And Jesus went with them, but when he was not far from the house, the centurion sent friends to say to him, 'Lord, do not trouble yourself, for I am not worthy to have you come under my roof; therefore I did not presume to come to you. But only speak the word, and let my servant be healed. For I also am a man set under authority with soldiers under me; and I say to one "Go", and he goes, and to another, "Come", and he comes, and to my slave, "Do this", and the slave does it.'
When Jesus heard this he was amazed at him, and turning to the crowd that followed him, he said, 'I tell you, not even in Israel have I found such faith.' When those who had been sent returned to the house, they found the slave in good health.

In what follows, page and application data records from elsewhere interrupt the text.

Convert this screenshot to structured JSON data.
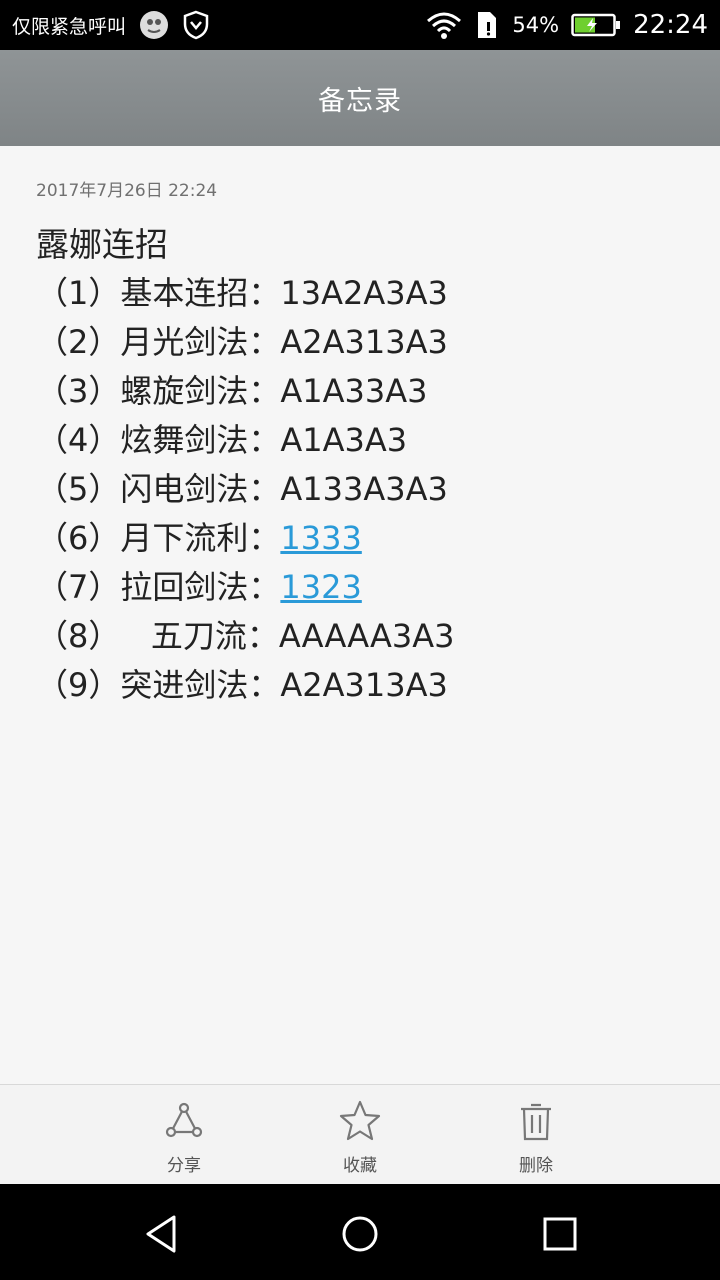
{
  "status_bar": {
    "carrier": "仅限紧急呼叫",
    "battery_percent": "54%",
    "battery_level": 0.54,
    "time": "22:24",
    "icons": [
      "notification-app-icon",
      "vpn-shield-icon",
      "wifi-icon",
      "sim-icon",
      "battery-icon"
    ]
  },
  "header": {
    "title": "备忘录"
  },
  "note": {
    "date": "2017年7月26日 22:24",
    "title": "露娜连招",
    "lines": [
      {
        "prefix": "（1）基本连招：",
        "combo": "13A2A3A3",
        "linked": false
      },
      {
        "prefix": "（2）月光剑法：",
        "combo": "A2A313A3",
        "linked": false
      },
      {
        "prefix": "（3）螺旋剑法：",
        "combo": "A1A33A3",
        "linked": false
      },
      {
        "prefix": "（4）炫舞剑法：",
        "combo": "A1A3A3",
        "linked": false
      },
      {
        "prefix": "（5）闪电剑法：",
        "combo": "A133A3A3",
        "linked": false
      },
      {
        "prefix": "（6）月下流利：",
        "combo": "1333",
        "linked": true
      },
      {
        "prefix": "（7）拉回剑法：",
        "combo": "1323",
        "linked": true
      },
      {
        "prefix": "（8）   五刀流：",
        "combo": "AAAAA3A3",
        "linked": false
      },
      {
        "prefix": "（9）突进剑法：",
        "combo": "A2A313A3",
        "linked": false
      }
    ]
  },
  "toolbar": {
    "share_label": "分享",
    "favorite_label": "收藏",
    "delete_label": "删除",
    "icons": [
      "share-icon",
      "star-icon",
      "trash-icon"
    ]
  },
  "nav": {
    "icons": [
      "back-icon",
      "home-icon",
      "recents-icon"
    ]
  },
  "colors": {
    "link": "#2a9ad8",
    "title_bar": "#888d8f",
    "battery_fill": "#6fcf2f"
  }
}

(Church in Wales Lectionary, New Revised Standard Version)
This miracle of the Healing of the Centurion's Servant, is found in both Matthew and Luke's Gospel. It is another example of a Gentile understanding that no Jew would want to enter their house, and so make themselves ritually unclean. Jesus is astounded by the man's faith and heals the servant.
There are links between this story and the Prayer of Humble Access which is said by Anglicans around the world, and is much loved. The prayer was first included in the 1548 Prayer Book, and kept in the 1549 Prayer Book, before being included in the 1662 Book of Common Prayer.
There are a number of illusions to scripture in this prayer, in particular to the story of Jesus and the Centurion, and to the Healing of the Canaanite Woman's daughter in Matthew 15.21-28. When Jesus says he has come only to the house of Israel, she answers him by saying that "even the dogs eat the crumbs that fall from the master's table". Jesus heals her daughter.
I have put the prayer below, and highlighted the connecting thoughts in the text above and in the prayer:
We do not presume,
to come to this Your table, merciful Lord,
trusting in our own righteousness,
but in Your manifold and great mercies.
We are not worthy so much as
to gather up the crumbs under Your table.
But You are the same Lord
Whose nature is always to have mercy.
Grant us, therefore, gracious Lord,
so to eat the flesh of Your dear Son Jesus Christ
and to drink His blood,
that we may evermore dwell in Him
and He in us. Amen.
help us to realise how unworthy we are
to receive the gifts You offer
at the Communion table,
and not to presume we have a right to receive Your gift of mercy,
but to recognise that when we take the bread and wine
we are once more in communion with You.
If you would like to look up the story of the Canaanite woman's daughter, click the site below: